Four years on, BBC Local News Partnership is a success

The BBC isn’t perfect, but it’s way better than it gets credit for and it’s really nice to lead on this good news story from Journalism.co.uk.

The BBC’s Local News Partnership scheme (LNP) was created in 2017 to increase coverage of local stories in the UK. The programme put 150 reporters in newsrooms up and down the country on three-year contracts, paid by BBC, to write about public interest topics.

Four years on, these journalists have published 200,000 stories, uncovering reductions in local bus services, investigating police staff profiting from selling part-worn tyres from force vehicles and highlighting failures in criminal background checks by public authorities.

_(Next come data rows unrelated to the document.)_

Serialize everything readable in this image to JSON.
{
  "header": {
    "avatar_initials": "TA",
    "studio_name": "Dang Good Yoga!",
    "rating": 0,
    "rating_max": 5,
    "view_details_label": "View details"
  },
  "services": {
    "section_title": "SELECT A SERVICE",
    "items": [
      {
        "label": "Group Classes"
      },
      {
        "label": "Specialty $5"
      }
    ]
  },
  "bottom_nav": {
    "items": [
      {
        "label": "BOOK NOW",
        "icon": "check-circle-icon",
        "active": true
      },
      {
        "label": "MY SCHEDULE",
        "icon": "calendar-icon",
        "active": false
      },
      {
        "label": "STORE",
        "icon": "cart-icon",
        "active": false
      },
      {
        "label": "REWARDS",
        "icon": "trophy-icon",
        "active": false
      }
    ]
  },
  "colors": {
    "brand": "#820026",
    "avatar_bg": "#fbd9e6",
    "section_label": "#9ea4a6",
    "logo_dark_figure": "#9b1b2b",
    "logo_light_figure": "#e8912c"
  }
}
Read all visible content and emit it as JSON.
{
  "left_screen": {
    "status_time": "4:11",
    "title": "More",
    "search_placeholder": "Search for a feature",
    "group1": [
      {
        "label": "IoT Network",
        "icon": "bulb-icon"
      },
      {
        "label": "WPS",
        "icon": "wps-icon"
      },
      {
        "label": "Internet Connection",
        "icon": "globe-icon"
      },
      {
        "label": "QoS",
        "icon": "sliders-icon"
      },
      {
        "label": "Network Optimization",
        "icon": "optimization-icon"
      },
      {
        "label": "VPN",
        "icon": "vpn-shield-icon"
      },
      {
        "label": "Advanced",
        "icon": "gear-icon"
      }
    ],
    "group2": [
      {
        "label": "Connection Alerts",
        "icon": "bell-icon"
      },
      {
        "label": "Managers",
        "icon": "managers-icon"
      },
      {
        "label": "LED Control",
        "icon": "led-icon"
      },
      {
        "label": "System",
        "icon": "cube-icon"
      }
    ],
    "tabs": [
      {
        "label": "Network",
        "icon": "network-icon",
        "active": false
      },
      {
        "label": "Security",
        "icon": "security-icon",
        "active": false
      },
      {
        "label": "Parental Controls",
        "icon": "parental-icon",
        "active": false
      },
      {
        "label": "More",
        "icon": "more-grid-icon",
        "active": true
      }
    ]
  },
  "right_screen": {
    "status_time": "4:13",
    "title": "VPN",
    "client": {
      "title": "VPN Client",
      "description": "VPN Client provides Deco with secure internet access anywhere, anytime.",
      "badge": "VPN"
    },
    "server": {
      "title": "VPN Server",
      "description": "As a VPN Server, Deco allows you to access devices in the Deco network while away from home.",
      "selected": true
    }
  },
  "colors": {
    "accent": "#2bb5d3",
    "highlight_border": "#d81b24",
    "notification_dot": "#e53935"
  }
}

Before the scheme was launched, there was a lot of skepticism about BBC working with commercial papers and producing value for the audience. As the impact of the scheme and the stories reported have shown, the skeptics were wrong.

The New York Times doubles down on subscription newsletters

Sticking fast to its “Journalism worth paying for” mantra the NYT is shifting at least 18 newsletters behind its paywall. The paper reaches nearly 15 million people every week with more than 50 newsletters published across a huge range of topics. The key to its paywall play is that almost half its subscribers open at least one newsletter a week.

Unified ID 2.0 gets support from agencies, but publishers aren’t convinced

Looking ahead to a world without third-party cookies, IPG has joined agencies like Omnicom Media Group to formally endorse UID 2.0. Founders The Trade Desk are keen to encourage more industry adoption and move the issue of new identifier solutions forward. But major publishers, including The New York Times, have said they won’t experiment with identity technologies, including UID 2.0. And my head still hurts.

Media Futures’ Jim Bilton says, “Go West, Young Man”

The US is still the world’s largest market for media products and services, despite the rapid growth of China and India. In this piece Jim Bilton takes a look across the pond, comparing the performance and attitudes of over 170 UK media companies against 154 US peers. Interesting that, despite the complexities, the global pandemic seems to be opening up ‘unexpected gaps and alliances’.


This content originally appeared in The Media Roundup, a daily newsletter from Media Voices. Subscribe here: